══ PROVIDED RECORDS
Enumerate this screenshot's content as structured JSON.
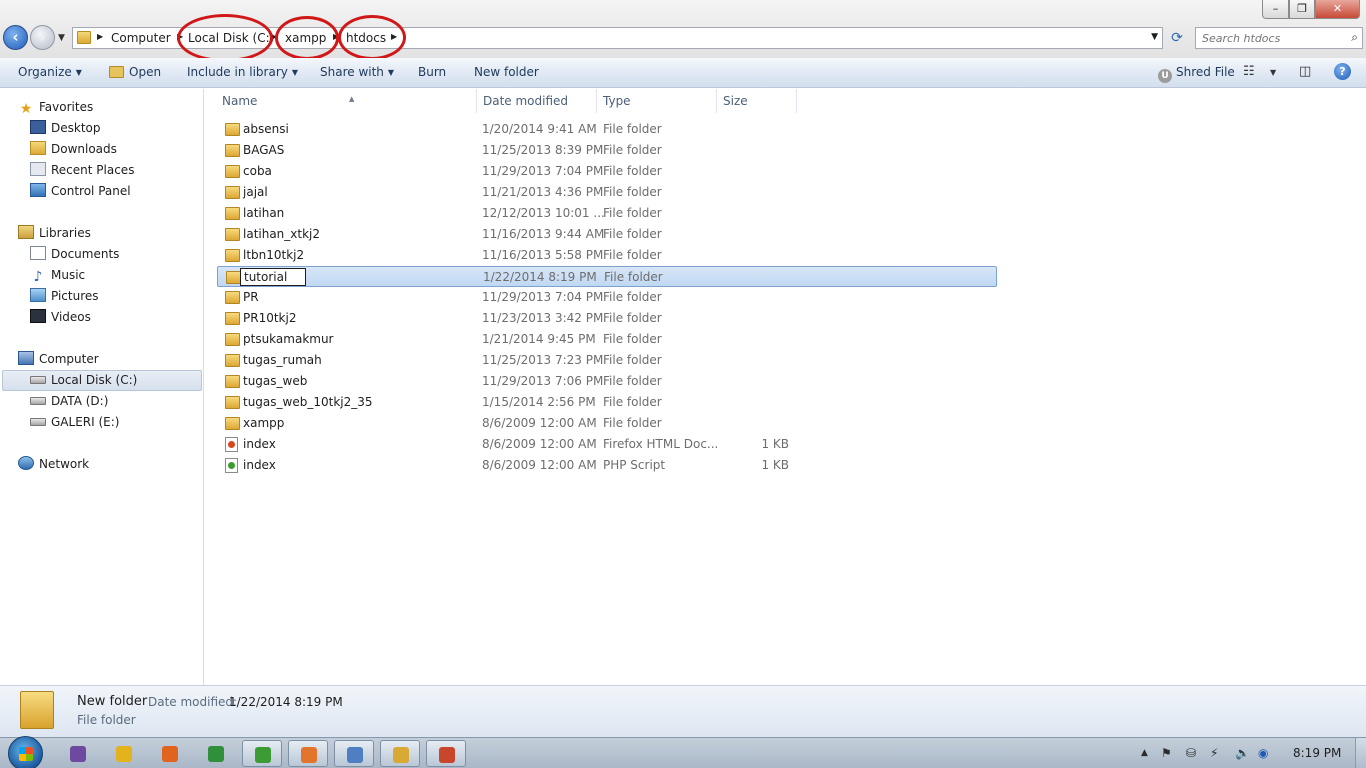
{
  "window": {
    "min_label": "–",
    "max_label": "❐",
    "close_label": "✕"
  },
  "address_bar": {
    "crumbs": [
      "Computer",
      "Local Disk (C:)",
      "xampp",
      "htdocs"
    ]
  },
  "search": {
    "placeholder": "Search htdocs"
  },
  "toolbar": {
    "organize": "Organize",
    "open": "Open",
    "include_in_library": "Include in library",
    "share_with": "Share with",
    "burn": "Burn",
    "new_folder": "New folder",
    "shred_file": "Shred File"
  },
  "nav": {
    "favorites": {
      "label": "Favorites",
      "items": [
        "Desktop",
        "Downloads",
        "Recent Places",
        "Control Panel"
      ]
    },
    "libraries": {
      "label": "Libraries",
      "items": [
        "Documents",
        "Music",
        "Pictures",
        "Videos"
      ]
    },
    "computer": {
      "label": "Computer",
      "items": [
        "Local Disk (C:)",
        "DATA (D:)",
        "GALERI (E:)"
      ]
    },
    "network": {
      "label": "Network"
    }
  },
  "columns": {
    "name": "Name",
    "date": "Date modified",
    "type": "Type",
    "size": "Size"
  },
  "files": [
    {
      "name": "absensi",
      "date": "1/20/2014 9:41 AM",
      "type": "File folder",
      "size": "",
      "icon": "folder-icon"
    },
    {
      "name": "BAGAS",
      "date": "11/25/2013 8:39 PM",
      "type": "File folder",
      "size": "",
      "icon": "folder-icon"
    },
    {
      "name": "coba",
      "date": "11/29/2013 7:04 PM",
      "type": "File folder",
      "size": "",
      "icon": "folder-icon"
    },
    {
      "name": "jajal",
      "date": "11/21/2013 4:36 PM",
      "type": "File folder",
      "size": "",
      "icon": "folder-icon"
    },
    {
      "name": "latihan",
      "date": "12/12/2013 10:01 ...",
      "type": "File folder",
      "size": "",
      "icon": "folder-icon"
    },
    {
      "name": "latihan_xtkj2",
      "date": "11/16/2013 9:44 AM",
      "type": "File folder",
      "size": "",
      "icon": "folder-icon"
    },
    {
      "name": "ltbn10tkj2",
      "date": "11/16/2013 5:58 PM",
      "type": "File folder",
      "size": "",
      "icon": "folder-icon"
    },
    {
      "name": "tutorial",
      "date": "1/22/2014 8:19 PM",
      "type": "File folder",
      "size": "",
      "icon": "folder-icon",
      "renaming": true
    },
    {
      "name": "PR",
      "date": "11/29/2013 7:04 PM",
      "type": "File folder",
      "size": "",
      "icon": "folder-icon"
    },
    {
      "name": "PR10tkj2",
      "date": "11/23/2013 3:42 PM",
      "type": "File folder",
      "size": "",
      "icon": "folder-icon"
    },
    {
      "name": "ptsukamakmur",
      "date": "1/21/2014 9:45 PM",
      "type": "File folder",
      "size": "",
      "icon": "folder-icon"
    },
    {
      "name": "tugas_rumah",
      "date": "11/25/2013 7:23 PM",
      "type": "File folder",
      "size": "",
      "icon": "folder-icon"
    },
    {
      "name": "tugas_web",
      "date": "11/29/2013 7:06 PM",
      "type": "File folder",
      "size": "",
      "icon": "folder-icon"
    },
    {
      "name": "tugas_web_10tkj2_35",
      "date": "1/15/2014 2:56 PM",
      "type": "File folder",
      "size": "",
      "icon": "folder-icon"
    },
    {
      "name": "xampp",
      "date": "8/6/2009 12:00 AM",
      "type": "File folder",
      "size": "",
      "icon": "folder-icon"
    },
    {
      "name": "index",
      "date": "8/6/2009 12:00 AM",
      "type": "Firefox HTML Doc...",
      "size": "1 KB",
      "icon": "html-file-icon"
    },
    {
      "name": "index",
      "date": "8/6/2009 12:00 AM",
      "type": "PHP Script",
      "size": "1 KB",
      "icon": "php-file-icon"
    }
  ],
  "details": {
    "name": "New folder",
    "date_label": "Date modified:",
    "date_value": "1/22/2014 8:19 PM",
    "type": "File folder"
  },
  "taskbar": {
    "clock": "8:19 PM",
    "apps": [
      "visual-studio-icon",
      "chrome-icon",
      "firefox-icon",
      "media-player-icon",
      "dreamweaver-icon",
      "xampp-icon",
      "notepad-icon",
      "explorer-icon",
      "powerpoint-icon"
    ]
  },
  "colors": {
    "annotation": "#d01818",
    "selection": "#c0d8f3",
    "toolbar_text": "#1e395b"
  }
}
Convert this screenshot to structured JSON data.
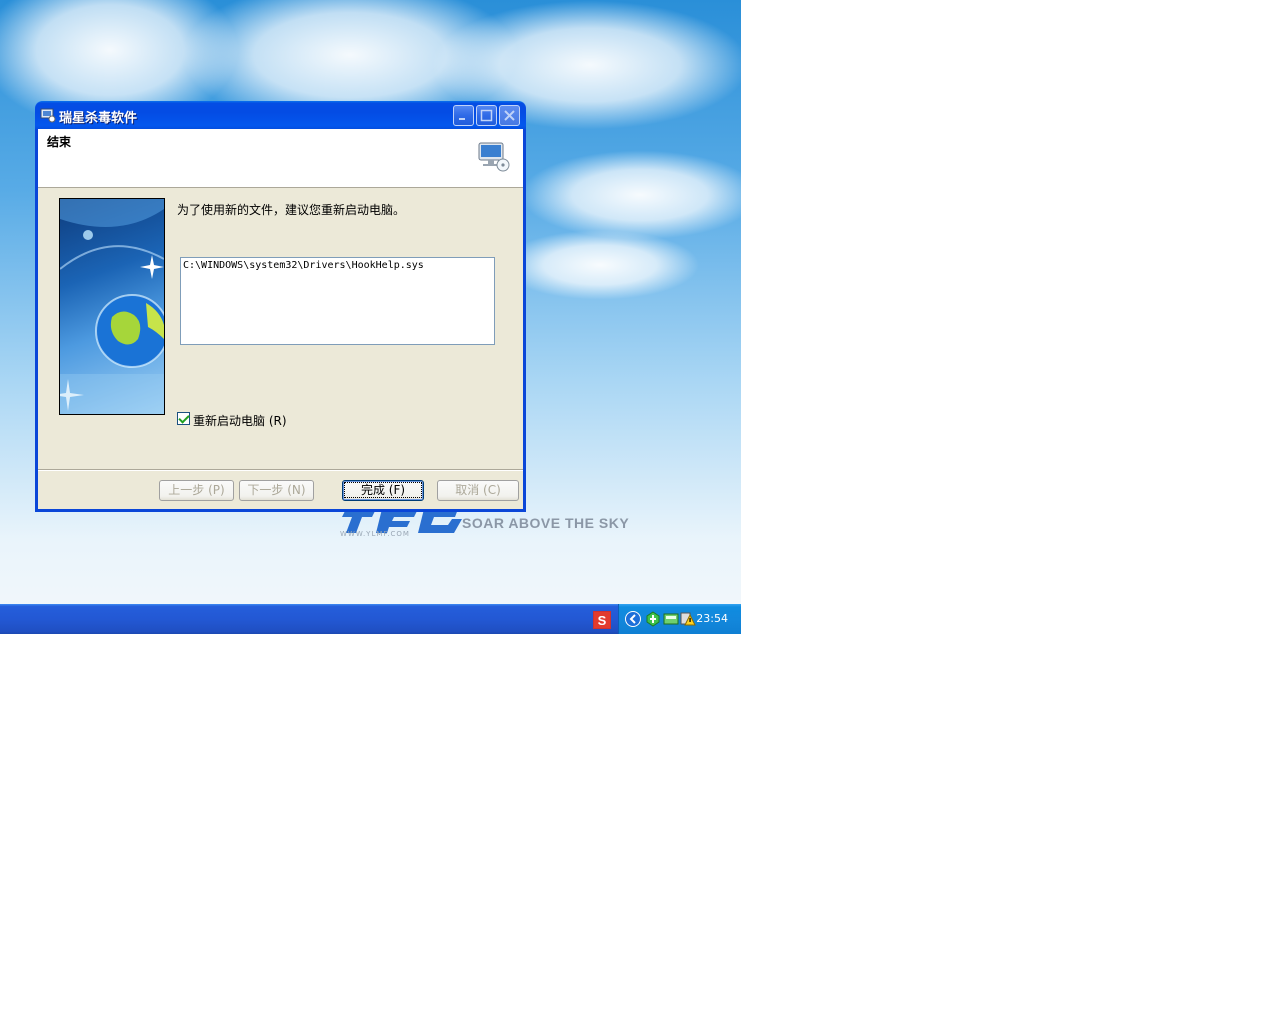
{
  "window": {
    "title": "瑞星杀毒软件",
    "header_title": "结束",
    "message": "为了使用新的文件，建议您重新启动电脑。",
    "file_list": [
      "C:\\WINDOWS\\system32\\Drivers\\HookHelp.sys"
    ],
    "restart_checkbox": {
      "label": "重新启动电脑 (R)",
      "checked": true
    },
    "buttons": {
      "back": "上一步 (P)",
      "next": "下一步 (N)",
      "finish": "完成 (F)",
      "cancel": "取消 (C)"
    }
  },
  "desktop": {
    "brand_slogan": "SOAR ABOVE THE SKY",
    "brand_url": "WWW.YLMF.COM"
  },
  "taskbar": {
    "clock": "23:54"
  },
  "colors": {
    "titlebar": "#0a46d8",
    "taskbar": "#245edb",
    "tray": "#0f8ce0",
    "dialog_bg": "#ece9d8"
  }
}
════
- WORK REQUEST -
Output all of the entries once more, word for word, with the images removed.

- ANSWER AREA -
Enumerate this screenshot's content as structured JSON.
{
  "window": {
    "min_label": "–",
    "max_label": "❐",
    "close_label": "✕"
  },
  "address_bar": {
    "crumbs": [
      "Computer",
      "Local Disk (C:)",
      "xampp",
      "htdocs"
    ]
  },
  "search": {
    "placeholder": "Search htdocs"
  },
  "toolbar": {
    "organize": "Organize",
    "open": "Open",
    "include_in_library": "Include in library",
    "share_with": "Share with",
    "burn": "Burn",
    "new_folder": "New folder",
    "shred_file": "Shred File"
  },
  "nav": {
    "favorites": {
      "label": "Favorites",
      "items": [
        "Desktop",
        "Downloads",
        "Recent Places",
        "Control Panel"
      ]
    },
    "libraries": {
      "label": "Libraries",
      "items": [
        "Documents",
        "Music",
        "Pictures",
        "Videos"
      ]
    },
    "computer": {
      "label": "Computer",
      "items": [
        "Local Disk (C:)",
        "DATA (D:)",
        "GALERI (E:)"
      ]
    },
    "network": {
      "label": "Network"
    }
  },
  "columns": {
    "name": "Name",
    "date": "Date modified",
    "type": "Type",
    "size": "Size"
  },
  "files": [
    {
      "name": "absensi",
      "date": "1/20/2014 9:41 AM",
      "type": "File folder",
      "size": "",
      "icon": "folder-icon"
    },
    {
      "name": "BAGAS",
      "date": "11/25/2013 8:39 PM",
      "type": "File folder",
      "size": "",
      "icon": "folder-icon"
    },
    {
      "name": "coba",
      "date": "11/29/2013 7:04 PM",
      "type": "File folder",
      "size": "",
      "icon": "folder-icon"
    },
    {
      "name": "jajal",
      "date": "11/21/2013 4:36 PM",
      "type": "File folder",
      "size": "",
      "icon": "folder-icon"
    },
    {
      "name": "latihan",
      "date": "12/12/2013 10:01 ...",
      "type": "File folder",
      "size": "",
      "icon": "folder-icon"
    },
    {
      "name": "latihan_xtkj2",
      "date": "11/16/2013 9:44 AM",
      "type": "File folder",
      "size": "",
      "icon": "folder-icon"
    },
    {
      "name": "ltbn10tkj2",
      "date": "11/16/2013 5:58 PM",
      "type": "File folder",
      "size": "",
      "icon": "folder-icon"
    },
    {
      "name": "tutorial",
      "date": "1/22/2014 8:19 PM",
      "type": "File folder",
      "size": "",
      "icon": "folder-icon",
      "renaming": true
    },
    {
      "name": "PR",
      "date": "11/29/2013 7:04 PM",
      "type": "File folder",
      "size": "",
      "icon": "folder-icon"
    },
    {
      "name": "PR10tkj2",
      "date": "11/23/2013 3:42 PM",
      "type": "File folder",
      "size": "",
      "icon": "folder-icon"
    },
    {
      "name": "ptsukamakmur",
      "date": "1/21/2014 9:45 PM",
      "type": "File folder",
      "size": "",
      "icon": "folder-icon"
    },
    {
      "name": "tugas_rumah",
      "date": "11/25/2013 7:23 PM",
      "type": "File folder",
      "size": "",
      "icon": "folder-icon"
    },
    {
      "name": "tugas_web",
      "date": "11/29/2013 7:06 PM",
      "type": "File folder",
      "size": "",
      "icon": "folder-icon"
    },
    {
      "name": "tugas_web_10tkj2_35",
      "date": "1/15/2014 2:56 PM",
      "type": "File folder",
      "size": "",
      "icon": "folder-icon"
    },
    {
      "name": "xampp",
      "date": "8/6/2009 12:00 AM",
      "type": "File folder",
      "size": "",
      "icon": "folder-icon"
    },
    {
      "name": "index",
      "date": "8/6/2009 12:00 AM",
      "type": "Firefox HTML Doc...",
      "size": "1 KB",
      "icon": "html-file-icon"
    },
    {
      "name": "index",
      "date": "8/6/2009 12:00 AM",
      "type": "PHP Script",
      "size": "1 KB",
      "icon": "php-file-icon"
    }
  ],
  "details": {
    "name": "New folder",
    "date_label": "Date modified:",
    "date_value": "1/22/2014 8:19 PM",
    "type": "File folder"
  },
  "taskbar": {
    "clock": "8:19 PM",
    "apps": [
      "visual-studio-icon",
      "chrome-icon",
      "firefox-icon",
      "media-player-icon",
      "dreamweaver-icon",
      "xampp-icon",
      "notepad-icon",
      "explorer-icon",
      "powerpoint-icon"
    ]
  },
  "colors": {
    "annotation": "#d01818",
    "selection": "#c0d8f3",
    "toolbar_text": "#1e395b"
  }
}
Convert this screenshot to structured JSON data.
{
  "window": {
    "title": "瑞星杀毒软件",
    "header_title": "结束",
    "message": "为了使用新的文件，建议您重新启动电脑。",
    "file_list": [
      "C:\\WINDOWS\\system32\\Drivers\\HookHelp.sys"
    ],
    "restart_checkbox": {
      "label": "重新启动电脑 (R)",
      "checked": true
    },
    "buttons": {
      "back": "上一步 (P)",
      "next": "下一步 (N)",
      "finish": "完成 (F)",
      "cancel": "取消 (C)"
    }
  },
  "desktop": {
    "brand_slogan": "SOAR ABOVE THE SKY",
    "brand_url": "WWW.YLMF.COM"
  },
  "taskbar": {
    "clock": "23:54"
  },
  "colors": {
    "titlebar": "#0a46d8",
    "taskbar": "#245edb",
    "tray": "#0f8ce0",
    "dialog_bg": "#ece9d8"
  }
}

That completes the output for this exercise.